Overall, rare coin value performance for the past two years has been exceptional by the historical standards of our industry. For decades we were flat to negative due mostly to lack of new interest in the hobby. Thanks to the pandemic we have enjoyed big gains in new interest and (therefore) demand. However, by the standards of other collectibles markets, like sports cards (Michael Jordan rookie card, anyone?) we have under-performed. The “big” investor money is far more interested in the vast potential of collectible cards, NFTs of bored apes, game cartridges, and every other bright and shiny object that reflects sunlight. These are much larger potential markets with wide consumer appeal, and much easier to hype across the Internet. As a conservative-minded investor, I really appreciate the slower and steadier pace of the rare coin market. We are the tortoise to the Bitcoin hare.
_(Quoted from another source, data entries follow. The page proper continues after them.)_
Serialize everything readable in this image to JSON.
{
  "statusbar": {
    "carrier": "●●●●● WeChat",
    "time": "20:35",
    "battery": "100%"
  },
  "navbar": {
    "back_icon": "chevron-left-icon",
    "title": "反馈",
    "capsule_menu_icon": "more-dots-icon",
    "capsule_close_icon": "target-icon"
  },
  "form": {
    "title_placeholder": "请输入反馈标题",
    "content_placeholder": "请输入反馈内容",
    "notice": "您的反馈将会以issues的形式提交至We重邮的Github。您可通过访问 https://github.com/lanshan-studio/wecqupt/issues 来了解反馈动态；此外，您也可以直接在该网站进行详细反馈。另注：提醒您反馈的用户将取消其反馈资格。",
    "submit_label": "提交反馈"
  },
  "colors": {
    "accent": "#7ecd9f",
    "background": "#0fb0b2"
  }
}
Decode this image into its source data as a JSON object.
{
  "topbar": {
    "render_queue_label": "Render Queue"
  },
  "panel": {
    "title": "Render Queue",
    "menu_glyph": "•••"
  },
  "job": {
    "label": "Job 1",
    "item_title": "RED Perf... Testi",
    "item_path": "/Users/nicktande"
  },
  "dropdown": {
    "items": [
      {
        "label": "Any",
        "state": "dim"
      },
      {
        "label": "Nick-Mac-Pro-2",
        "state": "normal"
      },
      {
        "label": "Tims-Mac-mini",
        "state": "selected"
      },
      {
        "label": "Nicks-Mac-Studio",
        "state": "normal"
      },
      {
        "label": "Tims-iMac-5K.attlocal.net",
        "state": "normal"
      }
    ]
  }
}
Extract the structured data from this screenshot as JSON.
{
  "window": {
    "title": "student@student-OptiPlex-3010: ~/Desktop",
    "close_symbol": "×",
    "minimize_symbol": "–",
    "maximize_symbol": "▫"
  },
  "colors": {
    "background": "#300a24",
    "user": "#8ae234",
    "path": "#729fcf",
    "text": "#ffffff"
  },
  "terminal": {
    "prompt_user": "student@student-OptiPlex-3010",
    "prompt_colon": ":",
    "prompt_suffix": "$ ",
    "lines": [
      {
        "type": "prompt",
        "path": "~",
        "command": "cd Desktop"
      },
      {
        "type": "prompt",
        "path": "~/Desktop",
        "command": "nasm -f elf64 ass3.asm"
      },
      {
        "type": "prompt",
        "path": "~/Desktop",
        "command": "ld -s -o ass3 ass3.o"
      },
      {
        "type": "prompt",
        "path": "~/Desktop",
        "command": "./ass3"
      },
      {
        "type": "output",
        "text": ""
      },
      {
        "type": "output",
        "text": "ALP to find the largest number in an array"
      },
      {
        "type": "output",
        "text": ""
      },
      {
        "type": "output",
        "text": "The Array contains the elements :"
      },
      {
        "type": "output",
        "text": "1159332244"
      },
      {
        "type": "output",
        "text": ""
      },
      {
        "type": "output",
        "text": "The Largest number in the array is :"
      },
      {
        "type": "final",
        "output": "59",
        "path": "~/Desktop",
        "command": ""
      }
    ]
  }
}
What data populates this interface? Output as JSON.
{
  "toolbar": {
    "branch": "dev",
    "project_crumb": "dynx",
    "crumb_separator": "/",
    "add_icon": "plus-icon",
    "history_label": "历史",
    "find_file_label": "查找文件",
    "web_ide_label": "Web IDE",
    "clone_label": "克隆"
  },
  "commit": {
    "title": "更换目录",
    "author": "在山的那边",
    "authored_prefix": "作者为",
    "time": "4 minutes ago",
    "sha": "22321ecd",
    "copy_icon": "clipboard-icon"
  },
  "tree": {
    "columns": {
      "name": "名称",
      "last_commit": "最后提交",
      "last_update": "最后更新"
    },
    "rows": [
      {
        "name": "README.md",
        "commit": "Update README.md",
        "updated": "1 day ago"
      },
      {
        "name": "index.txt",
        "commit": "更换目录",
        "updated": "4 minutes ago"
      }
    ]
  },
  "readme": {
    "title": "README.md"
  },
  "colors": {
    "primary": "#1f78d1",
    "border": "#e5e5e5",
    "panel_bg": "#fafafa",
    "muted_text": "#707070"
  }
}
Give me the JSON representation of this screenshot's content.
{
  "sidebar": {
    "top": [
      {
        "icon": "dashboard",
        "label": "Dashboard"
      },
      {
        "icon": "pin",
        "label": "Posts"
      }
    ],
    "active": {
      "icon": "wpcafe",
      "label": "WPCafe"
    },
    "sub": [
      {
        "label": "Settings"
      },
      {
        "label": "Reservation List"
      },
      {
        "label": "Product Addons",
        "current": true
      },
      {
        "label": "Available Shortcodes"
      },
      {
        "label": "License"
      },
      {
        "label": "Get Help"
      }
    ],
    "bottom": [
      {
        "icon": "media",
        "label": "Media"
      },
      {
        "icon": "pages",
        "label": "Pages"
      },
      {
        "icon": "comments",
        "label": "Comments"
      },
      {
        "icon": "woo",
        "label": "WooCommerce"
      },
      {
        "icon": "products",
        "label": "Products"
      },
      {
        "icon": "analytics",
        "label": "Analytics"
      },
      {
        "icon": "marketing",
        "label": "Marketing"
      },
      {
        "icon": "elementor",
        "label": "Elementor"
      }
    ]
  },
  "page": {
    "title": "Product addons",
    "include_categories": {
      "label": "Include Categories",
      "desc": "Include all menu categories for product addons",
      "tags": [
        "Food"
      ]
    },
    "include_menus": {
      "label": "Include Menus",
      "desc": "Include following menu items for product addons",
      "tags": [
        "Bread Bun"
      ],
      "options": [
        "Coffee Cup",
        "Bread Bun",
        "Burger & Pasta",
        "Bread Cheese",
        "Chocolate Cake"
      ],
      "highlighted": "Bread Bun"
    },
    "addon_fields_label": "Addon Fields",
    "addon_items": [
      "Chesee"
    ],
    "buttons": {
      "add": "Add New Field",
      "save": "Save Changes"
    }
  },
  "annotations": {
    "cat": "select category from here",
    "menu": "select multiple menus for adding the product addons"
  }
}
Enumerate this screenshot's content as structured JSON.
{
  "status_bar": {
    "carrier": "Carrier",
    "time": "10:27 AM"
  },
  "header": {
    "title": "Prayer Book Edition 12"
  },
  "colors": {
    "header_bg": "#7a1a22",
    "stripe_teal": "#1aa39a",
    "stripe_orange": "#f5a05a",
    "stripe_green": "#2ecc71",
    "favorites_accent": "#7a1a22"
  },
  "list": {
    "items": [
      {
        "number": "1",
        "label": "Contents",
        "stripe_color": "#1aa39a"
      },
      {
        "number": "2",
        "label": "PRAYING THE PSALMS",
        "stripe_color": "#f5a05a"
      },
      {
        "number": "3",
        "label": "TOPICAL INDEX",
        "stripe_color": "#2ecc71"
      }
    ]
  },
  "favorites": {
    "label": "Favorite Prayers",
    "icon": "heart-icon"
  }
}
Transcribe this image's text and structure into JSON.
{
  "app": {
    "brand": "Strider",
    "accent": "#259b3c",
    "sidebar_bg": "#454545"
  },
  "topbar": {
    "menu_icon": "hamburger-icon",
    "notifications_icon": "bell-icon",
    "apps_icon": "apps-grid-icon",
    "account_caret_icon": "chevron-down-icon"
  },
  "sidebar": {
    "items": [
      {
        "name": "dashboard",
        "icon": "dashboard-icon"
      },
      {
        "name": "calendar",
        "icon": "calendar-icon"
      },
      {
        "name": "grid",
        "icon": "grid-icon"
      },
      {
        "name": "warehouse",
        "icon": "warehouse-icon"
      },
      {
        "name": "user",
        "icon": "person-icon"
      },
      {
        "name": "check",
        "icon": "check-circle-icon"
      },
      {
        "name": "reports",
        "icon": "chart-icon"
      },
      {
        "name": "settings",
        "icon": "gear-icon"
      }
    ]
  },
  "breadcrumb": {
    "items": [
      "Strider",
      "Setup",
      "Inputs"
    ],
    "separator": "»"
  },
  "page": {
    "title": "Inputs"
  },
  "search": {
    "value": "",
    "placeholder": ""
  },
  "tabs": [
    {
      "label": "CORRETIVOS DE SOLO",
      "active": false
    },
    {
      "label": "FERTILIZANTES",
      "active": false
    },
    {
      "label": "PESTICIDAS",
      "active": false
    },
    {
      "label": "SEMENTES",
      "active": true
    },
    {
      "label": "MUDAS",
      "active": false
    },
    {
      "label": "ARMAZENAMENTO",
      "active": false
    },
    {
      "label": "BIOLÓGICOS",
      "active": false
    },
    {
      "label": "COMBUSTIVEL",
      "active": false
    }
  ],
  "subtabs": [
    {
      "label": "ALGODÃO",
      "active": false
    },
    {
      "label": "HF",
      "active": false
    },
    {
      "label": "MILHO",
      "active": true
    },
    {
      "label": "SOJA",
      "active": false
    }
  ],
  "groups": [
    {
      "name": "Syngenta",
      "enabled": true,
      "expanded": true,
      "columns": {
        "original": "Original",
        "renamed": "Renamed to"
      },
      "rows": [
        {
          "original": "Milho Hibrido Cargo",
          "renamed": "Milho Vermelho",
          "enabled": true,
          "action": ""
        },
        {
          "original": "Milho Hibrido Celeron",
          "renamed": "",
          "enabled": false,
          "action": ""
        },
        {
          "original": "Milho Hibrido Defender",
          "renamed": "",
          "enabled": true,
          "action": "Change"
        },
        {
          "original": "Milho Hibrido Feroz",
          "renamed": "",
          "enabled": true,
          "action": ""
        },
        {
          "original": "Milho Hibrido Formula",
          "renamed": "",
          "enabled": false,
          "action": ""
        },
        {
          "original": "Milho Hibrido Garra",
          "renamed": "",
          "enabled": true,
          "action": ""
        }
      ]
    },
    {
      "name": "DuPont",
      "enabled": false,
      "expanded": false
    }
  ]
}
Even so, we’ve seen gains in everything from circulated Buffalo nickels to major rarities, especially better-date gold coins. It’s been a great ride these past two years.
So, what happens to rare coin values as the bigger markets stall? Inevitably, inflation hurts the smaller buyers but can help us if gold prices rise with commodities like oil. If they rise is anyone’s guess. We are definitely seeing the early stages of slowing price gains in rare coins. There are a number of important auctions coming this Summer (Baltimore, Long Beach, ANA) which will be bell-weathers of the strength of the rare coin market.
What about CAC coins? Are they more resilient than their non-CAC counterparts? I believe so. The two basic reasons for this are simply: quality and scarcity. As I’ve written many times before, CAC coins enjoy the benefit of being a “sub-set” of the greater total of available coins. Therefore supply is inherently much smaller. This subset, by its very nature is a higher quality pool of items than the larger group. Each coin is hand-approved by a small group of experts at CAC. Owners tend to be less willing to give them up.
Demand for CAC coins is also greater than coins overall which results in a double-squeeze effect. Lower supply and greater demand equals greater resiliency to a fluctuating market. If markets overall continue to slide, I predict that CAC values will be slower to decline (if at all), and may even offer much-needed opportunities for buying than we’ve seen lately. At least that’s the silver lining I am hoping for.
President/CEO, CDN Publishing
Author: John Feigenbaum